YOUR INSTRUCTIONS:
All of the data should be restated word for word.

BEGIN DATA FOR PROCESSING

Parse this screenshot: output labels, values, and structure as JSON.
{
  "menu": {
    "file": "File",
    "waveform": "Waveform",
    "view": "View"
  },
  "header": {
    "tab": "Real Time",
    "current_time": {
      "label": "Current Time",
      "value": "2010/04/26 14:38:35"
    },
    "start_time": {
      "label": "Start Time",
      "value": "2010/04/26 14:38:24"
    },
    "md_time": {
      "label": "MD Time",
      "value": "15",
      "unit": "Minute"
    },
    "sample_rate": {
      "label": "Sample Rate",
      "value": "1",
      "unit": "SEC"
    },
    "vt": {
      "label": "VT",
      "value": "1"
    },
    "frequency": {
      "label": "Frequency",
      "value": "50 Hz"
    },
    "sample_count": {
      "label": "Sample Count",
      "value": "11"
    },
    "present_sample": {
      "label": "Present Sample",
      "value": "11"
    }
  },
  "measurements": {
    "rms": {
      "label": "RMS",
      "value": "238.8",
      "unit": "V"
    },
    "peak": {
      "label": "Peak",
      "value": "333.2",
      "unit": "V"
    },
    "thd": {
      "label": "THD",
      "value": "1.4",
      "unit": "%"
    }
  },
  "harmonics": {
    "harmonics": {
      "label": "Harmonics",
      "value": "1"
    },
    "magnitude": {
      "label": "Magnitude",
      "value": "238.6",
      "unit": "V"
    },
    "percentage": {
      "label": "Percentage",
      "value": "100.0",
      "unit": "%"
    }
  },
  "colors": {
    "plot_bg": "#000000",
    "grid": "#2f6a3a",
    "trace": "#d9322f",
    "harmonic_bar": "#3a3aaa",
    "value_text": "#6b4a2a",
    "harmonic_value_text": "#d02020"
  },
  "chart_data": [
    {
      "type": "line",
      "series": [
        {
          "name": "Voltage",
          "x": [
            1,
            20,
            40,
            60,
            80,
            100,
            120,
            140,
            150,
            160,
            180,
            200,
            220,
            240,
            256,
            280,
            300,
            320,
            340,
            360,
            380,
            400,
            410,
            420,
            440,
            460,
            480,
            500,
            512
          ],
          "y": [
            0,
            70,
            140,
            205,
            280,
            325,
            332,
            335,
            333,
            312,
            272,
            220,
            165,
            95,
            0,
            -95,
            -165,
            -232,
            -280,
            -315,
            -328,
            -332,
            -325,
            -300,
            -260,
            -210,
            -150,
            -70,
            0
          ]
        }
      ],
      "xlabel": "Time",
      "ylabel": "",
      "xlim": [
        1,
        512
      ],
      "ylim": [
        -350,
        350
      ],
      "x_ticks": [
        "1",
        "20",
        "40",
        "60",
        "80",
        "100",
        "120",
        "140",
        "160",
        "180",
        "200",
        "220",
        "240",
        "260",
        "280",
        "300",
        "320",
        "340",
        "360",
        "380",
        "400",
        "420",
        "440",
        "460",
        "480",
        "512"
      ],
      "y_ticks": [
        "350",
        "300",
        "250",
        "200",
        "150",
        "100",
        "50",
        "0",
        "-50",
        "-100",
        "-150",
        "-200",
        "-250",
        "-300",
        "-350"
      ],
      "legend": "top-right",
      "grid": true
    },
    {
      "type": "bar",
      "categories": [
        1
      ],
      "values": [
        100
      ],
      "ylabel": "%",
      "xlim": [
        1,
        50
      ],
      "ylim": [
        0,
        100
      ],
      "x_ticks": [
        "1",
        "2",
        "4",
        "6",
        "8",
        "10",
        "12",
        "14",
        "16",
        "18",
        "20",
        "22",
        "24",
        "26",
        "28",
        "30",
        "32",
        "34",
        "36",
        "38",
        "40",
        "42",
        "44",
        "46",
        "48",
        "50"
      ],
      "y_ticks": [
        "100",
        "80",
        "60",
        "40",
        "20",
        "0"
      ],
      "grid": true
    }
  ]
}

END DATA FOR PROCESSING

RESULT OF THE TASK:
Parse this screenshot: output labels, values, and structure as JSON.
{
  "menu": {
    "file": "File",
    "waveform": "Waveform",
    "view": "View"
  },
  "header": {
    "tab": "Real Time",
    "current_time": {
      "label": "Current Time",
      "value": "2010/04/26 14:38:35"
    },
    "start_time": {
      "label": "Start Time",
      "value": "2010/04/26 14:38:24"
    },
    "md_time": {
      "label": "MD Time",
      "value": "15",
      "unit": "Minute"
    },
    "sample_rate": {
      "label": "Sample Rate",
      "value": "1",
      "unit": "SEC"
    },
    "vt": {
      "label": "VT",
      "value": "1"
    },
    "frequency": {
      "label": "Frequency",
      "value": "50 Hz"
    },
    "sample_count": {
      "label": "Sample Count",
      "value": "11"
    },
    "present_sample": {
      "label": "Present Sample",
      "value": "11"
    }
  },
  "measurements": {
    "rms": {
      "label": "RMS",
      "value": "238.8",
      "unit": "V"
    },
    "peak": {
      "label": "Peak",
      "value": "333.2",
      "unit": "V"
    },
    "thd": {
      "label": "THD",
      "value": "1.4",
      "unit": "%"
    }
  },
  "harmonics": {
    "harmonics": {
      "label": "Harmonics",
      "value": "1"
    },
    "magnitude": {
      "label": "Magnitude",
      "value": "238.6",
      "unit": "V"
    },
    "percentage": {
      "label": "Percentage",
      "value": "100.0",
      "unit": "%"
    }
  },
  "colors": {
    "plot_bg": "#000000",
    "grid": "#2f6a3a",
    "trace": "#d9322f",
    "harmonic_bar": "#3a3aaa",
    "value_text": "#6b4a2a",
    "harmonic_value_text": "#d02020"
  },
  "chart_data": [
    {
      "type": "line",
      "series": [
        {
          "name": "Voltage",
          "x": [
            1,
            20,
            40,
            60,
            80,
            100,
            120,
            140,
            150,
            160,
            180,
            200,
            220,
            240,
            256,
            280,
            300,
            320,
            340,
            360,
            380,
            400,
            410,
            420,
            440,
            460,
            480,
            500,
            512
          ],
          "y": [
            0,
            70,
            140,
            205,
            280,
            325,
            332,
            335,
            333,
            312,
            272,
            220,
            165,
            95,
            0,
            -95,
            -165,
            -232,
            -280,
            -315,
            -328,
            -332,
            -325,
            -300,
            -260,
            -210,
            -150,
            -70,
            0
          ]
        }
      ],
      "xlabel": "Time",
      "ylabel": "",
      "xlim": [
        1,
        512
      ],
      "ylim": [
        -350,
        350
      ],
      "x_ticks": [
        "1",
        "20",
        "40",
        "60",
        "80",
        "100",
        "120",
        "140",
        "160",
        "180",
        "200",
        "220",
        "240",
        "260",
        "280",
        "300",
        "320",
        "340",
        "360",
        "380",
        "400",
        "420",
        "440",
        "460",
        "480",
        "512"
      ],
      "y_ticks": [
        "350",
        "300",
        "250",
        "200",
        "150",
        "100",
        "50",
        "0",
        "-50",
        "-100",
        "-150",
        "-200",
        "-250",
        "-300",
        "-350"
      ],
      "legend": "top-right",
      "grid": true
    },
    {
      "type": "bar",
      "categories": [
        1
      ],
      "values": [
        100
      ],
      "ylabel": "%",
      "xlim": [
        1,
        50
      ],
      "ylim": [
        0,
        100
      ],
      "x_ticks": [
        "1",
        "2",
        "4",
        "6",
        "8",
        "10",
        "12",
        "14",
        "16",
        "18",
        "20",
        "22",
        "24",
        "26",
        "28",
        "30",
        "32",
        "34",
        "36",
        "38",
        "40",
        "42",
        "44",
        "46",
        "48",
        "50"
      ],
      "y_ticks": [
        "100",
        "80",
        "60",
        "40",
        "20",
        "0"
      ],
      "grid": true
    }
  ]
}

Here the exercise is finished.